Eating Disorders: A Spectrum Illness

According to US estimates from The National Institute of Mental Health, between 5 per cent and 10 per cent of girls and women (i.e. 5-10 million people) and 1 million boys and men suffer from eating disorders, including anorexia, bulimia, binge eating disorder, or other associated dietary conditions. Estimates suggest that as many as 15 percent of young women adopt unhealthy attitudes and behaviors about food. Amongst psychological disorders, they are the most deadly. A common misconception is that eating disorders are about weight, shape, size, and food. Actually, they are not at all about any of these. Instead, these things are only what is visible and the underlying development of eating disorders is related to much deeper rooted factors. Eating disorders are a spectrum illness meaning that the different types of diagnoses exist along a continuum. Eating disorder like behavior occurs as part of a spectrum of self destructive acts. There are different degrees of severity and varying phases of the illness and recovery process.

These illnesses affect one’s psychological and biological well being and unless appropriately diagnosed and treated, the illness cycle can continue to affect every aspect of a person’s life. Treatment needs to focus on the care and feeding not only of the body and mind, but also of one’s soul.

If you or someone you know is struggling with any of these issues, it is essential to ask for help from an appropriate professional. The treatment and recovery of eating disorders needs to be multidimensional including nutritional rehabilitation, symptom management, cognitive behavioral therapy, and psychotherapy to discover the function that the bingeing, starving, or purging is fulfilling. Despite much debate, it is possible for someone with an eating disorder to recover!

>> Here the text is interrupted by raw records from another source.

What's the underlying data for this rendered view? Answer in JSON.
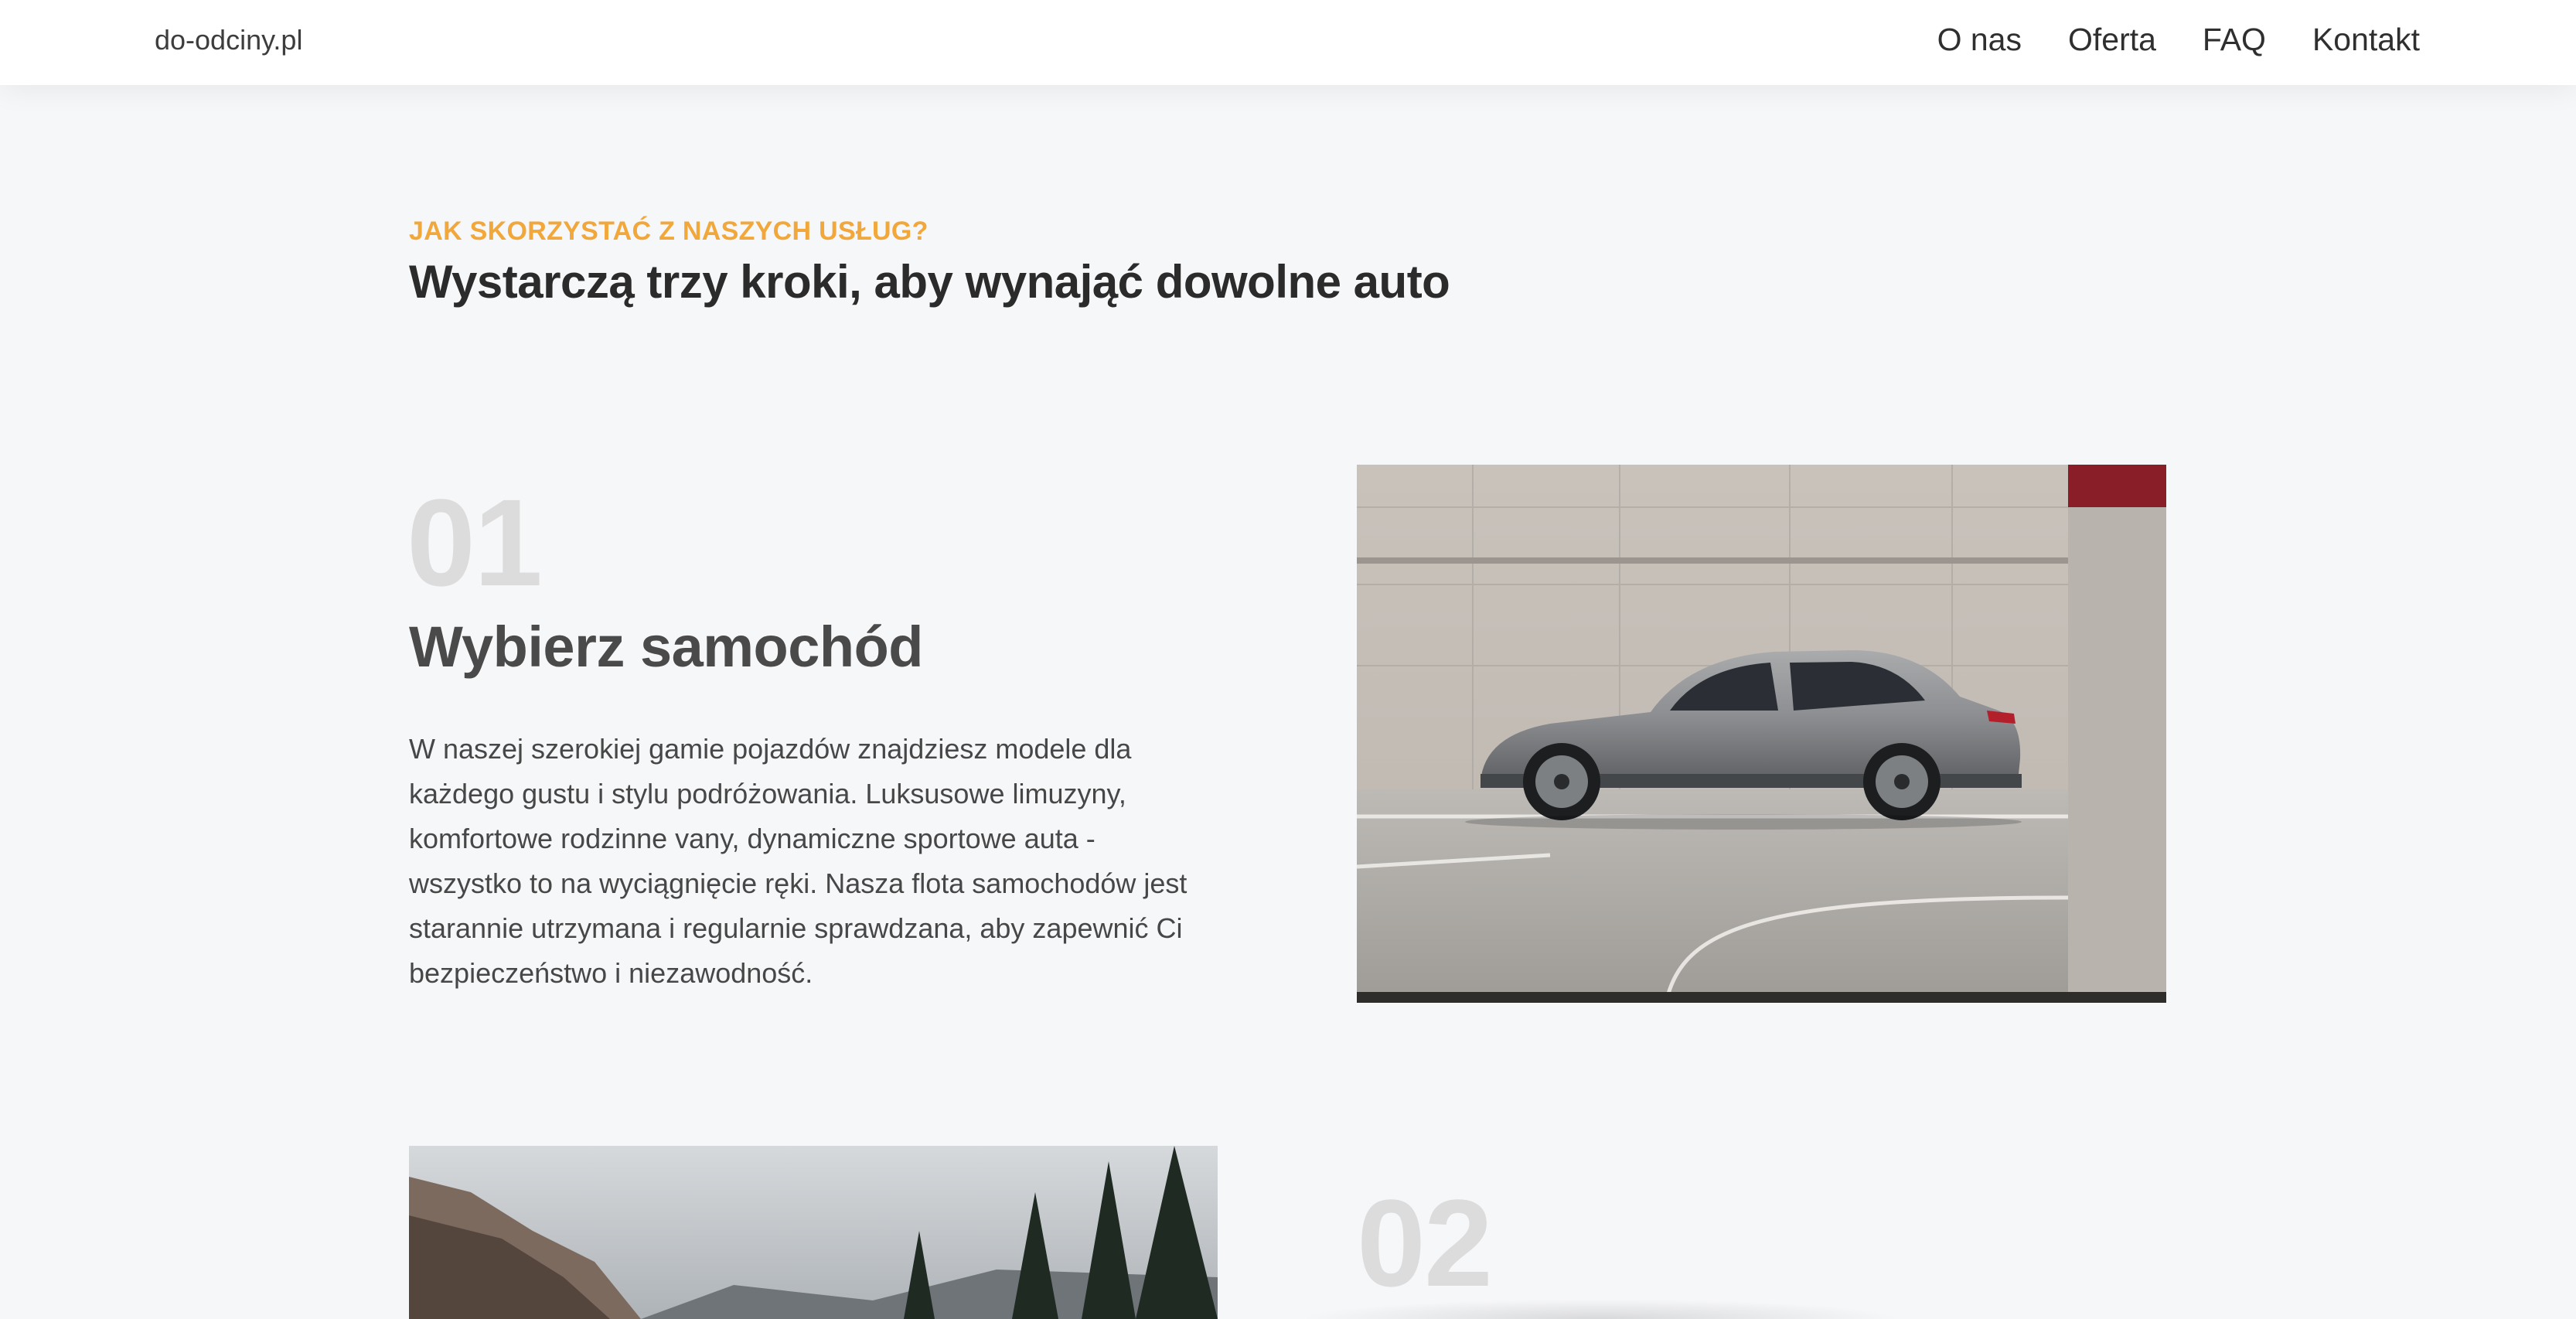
{
  "nav": {
    "brand": "do-odciny.pl",
    "links": [
      {
        "label": "O nas"
      },
      {
        "label": "Oferta"
      },
      {
        "label": "FAQ"
      },
      {
        "label": "Kontakt"
      }
    ]
  },
  "intro": {
    "eyebrow": "JAK SKORZYSTAĆ Z NASZYCH USŁUG?",
    "title": "Wystarczą trzy kroki, aby wynająć dowolne auto"
  },
  "steps": [
    {
      "number": "01",
      "title": "Wybierz samochód",
      "description": "W naszej szerokiej gamie pojazdów znajdziesz modele dla każdego gustu i stylu podróżowania. Luksusowe limuzyny, komfortowe rodzinne vany, dynamiczne sportowe auta - wszystko to na wyciągnięcie ręki. Nasza flota samochodów jest starannie utrzymana i regularnie sprawdzana, aby zapewnić Ci bezpieczeństwo i niezawodność."
    },
    {
      "number": "02"
    }
  ],
  "colors": {
    "accent": "#f2a73b",
    "background": "#f6f7f9",
    "number": "#dcdcdc"
  }
}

Discussed below are descriptions of the various diagnoses along this spectrum of illnesses.


The term Anorexia comes from Greek origin (privation, lack of) anorexia (appetite). This means a lack of a desire to eat but this term is not sufficient to describe the illness. The addition of the word Nervosa describes the condition more completely (lack of desire to eat due to a mental condition). Persons with this disorder struggle with much more than loosing their appetites, they actually have a longing desire to eat. Some often give in to their rigid behaviors and eat with no control as a result of being starved. Eventually a person with Anorexia may actually lack their appetite because their body has become so confused through the restricting, possible binging and purging. Despite not feeling hungry, the mind sends constant impulses to eat because starvation is against what the normal body instincts are. Most clearly stated, this syndrome is due to a psychological disturbance where food is the outer expression of the problem. A person believes that they are in control if they are thin. Anorexia is the most rare of eating disorders and also the most deadly. Many anorexics develop bulimia nervosa at some point because of the body’s inability to maintain starvation that is self induced.

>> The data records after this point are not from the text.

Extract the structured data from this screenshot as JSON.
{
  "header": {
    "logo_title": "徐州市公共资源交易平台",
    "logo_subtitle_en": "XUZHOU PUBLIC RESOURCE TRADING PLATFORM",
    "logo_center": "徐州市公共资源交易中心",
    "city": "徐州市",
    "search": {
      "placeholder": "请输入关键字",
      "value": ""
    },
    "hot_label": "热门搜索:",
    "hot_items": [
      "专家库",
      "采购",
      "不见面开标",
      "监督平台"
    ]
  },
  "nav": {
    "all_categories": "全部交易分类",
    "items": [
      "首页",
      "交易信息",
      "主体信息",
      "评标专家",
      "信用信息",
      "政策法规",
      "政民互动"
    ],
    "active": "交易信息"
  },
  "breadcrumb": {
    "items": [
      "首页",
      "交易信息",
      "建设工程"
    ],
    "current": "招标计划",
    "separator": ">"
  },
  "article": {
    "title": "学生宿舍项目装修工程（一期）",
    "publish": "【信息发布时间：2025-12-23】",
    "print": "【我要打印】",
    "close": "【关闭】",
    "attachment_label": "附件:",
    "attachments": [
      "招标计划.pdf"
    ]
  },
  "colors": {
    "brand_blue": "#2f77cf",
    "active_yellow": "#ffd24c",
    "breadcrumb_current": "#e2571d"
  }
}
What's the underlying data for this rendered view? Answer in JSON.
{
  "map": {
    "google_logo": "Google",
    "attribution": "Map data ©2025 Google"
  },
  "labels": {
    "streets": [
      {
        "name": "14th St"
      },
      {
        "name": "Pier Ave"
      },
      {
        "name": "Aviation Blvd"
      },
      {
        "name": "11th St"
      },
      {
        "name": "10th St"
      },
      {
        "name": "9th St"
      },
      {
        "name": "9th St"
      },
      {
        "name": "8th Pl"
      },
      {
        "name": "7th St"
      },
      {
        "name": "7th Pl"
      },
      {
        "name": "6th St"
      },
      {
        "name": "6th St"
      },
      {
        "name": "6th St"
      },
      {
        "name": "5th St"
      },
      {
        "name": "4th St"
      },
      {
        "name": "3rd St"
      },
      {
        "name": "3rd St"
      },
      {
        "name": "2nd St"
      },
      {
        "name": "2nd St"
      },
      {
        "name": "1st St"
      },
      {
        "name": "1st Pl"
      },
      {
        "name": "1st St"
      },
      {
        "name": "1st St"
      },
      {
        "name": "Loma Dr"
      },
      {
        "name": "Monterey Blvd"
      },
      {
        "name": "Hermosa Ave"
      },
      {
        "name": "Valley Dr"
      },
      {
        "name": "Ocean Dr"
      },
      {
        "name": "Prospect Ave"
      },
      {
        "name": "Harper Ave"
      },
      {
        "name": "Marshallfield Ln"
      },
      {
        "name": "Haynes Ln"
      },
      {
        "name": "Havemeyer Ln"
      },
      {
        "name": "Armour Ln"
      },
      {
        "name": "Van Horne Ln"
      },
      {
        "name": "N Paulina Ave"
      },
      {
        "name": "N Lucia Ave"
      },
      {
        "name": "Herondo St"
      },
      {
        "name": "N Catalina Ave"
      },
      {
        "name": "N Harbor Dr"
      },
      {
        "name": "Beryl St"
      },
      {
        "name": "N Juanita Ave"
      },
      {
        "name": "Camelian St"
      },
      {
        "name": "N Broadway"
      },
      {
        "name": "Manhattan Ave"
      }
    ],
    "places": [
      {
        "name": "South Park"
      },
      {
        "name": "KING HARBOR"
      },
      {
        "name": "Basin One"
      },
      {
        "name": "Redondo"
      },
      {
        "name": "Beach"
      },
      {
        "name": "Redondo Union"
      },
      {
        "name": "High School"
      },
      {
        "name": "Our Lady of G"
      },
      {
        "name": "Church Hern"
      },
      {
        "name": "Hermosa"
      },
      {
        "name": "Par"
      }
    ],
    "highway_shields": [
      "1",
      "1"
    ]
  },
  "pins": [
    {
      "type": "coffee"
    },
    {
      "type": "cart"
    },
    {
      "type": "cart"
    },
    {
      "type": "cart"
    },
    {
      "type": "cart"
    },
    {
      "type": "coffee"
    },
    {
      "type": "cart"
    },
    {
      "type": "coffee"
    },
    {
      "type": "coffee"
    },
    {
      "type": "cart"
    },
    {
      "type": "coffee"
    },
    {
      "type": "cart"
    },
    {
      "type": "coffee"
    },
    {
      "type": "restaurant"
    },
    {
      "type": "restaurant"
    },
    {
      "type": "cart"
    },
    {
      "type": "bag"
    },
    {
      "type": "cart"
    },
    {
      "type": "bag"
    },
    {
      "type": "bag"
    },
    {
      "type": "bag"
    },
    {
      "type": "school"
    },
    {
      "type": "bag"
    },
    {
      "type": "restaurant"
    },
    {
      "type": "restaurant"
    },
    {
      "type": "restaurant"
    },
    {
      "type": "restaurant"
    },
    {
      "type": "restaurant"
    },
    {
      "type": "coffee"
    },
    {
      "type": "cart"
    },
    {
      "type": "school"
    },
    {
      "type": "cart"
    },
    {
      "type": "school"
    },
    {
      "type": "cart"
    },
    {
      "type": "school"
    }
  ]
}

The term bulimia comes from Latin and means “hunger of an ox.” People with this diagnosis often have tried to control their weight by restricting their food and have been unable to do so. The result is bingeing and then purging out of a fear that they will gain weight from the binge. Bulimics are usually at or above a normal weight but still try to restrict their intake to keep a weight that is too low to maintain. A key feature of this illness is that although it appears to be about dieting and weight control end up becoming a way to regulate one’s feelings of anxiety and depression. The act of purging can become addictive. Bulimics are often more ashamed of their illness and because they have such a sense of being out of control, they usually come into treatment more willing than anorexics to end the behaviors.


This disorder is comprised of individuals who binge on large amounts of food with no efforts to compensate for their excessive intake of calories. BED is usually associated with people who are overweight and/or obese but is not limited to this population. The eating is often associated with a specific triggering event and usually followed by self loathing and physical discomfort. The health consequences are also critical for this illness and the behaviors are debilitating in terms of the likelihood of social isolation and guilt that are often associated with these behaviors. At this point the knowledge about the psychosocial risk factors is still limited and further research needs to be done to understand the factors associated with the development of the illness.

When dealing with these illnesses it is clearly necessary for the person to receive the appropriate medical and therapeutic care. Although they can be a life long struggle it is so important to understand that an individual with one of these diagnoses can recover. The road to recovery is usually long but extremely worthwhile. The personality traits that may have led a person into an eating disorder are also the traits that can be used as the willpower to recover and lead a productive and fulfilling life.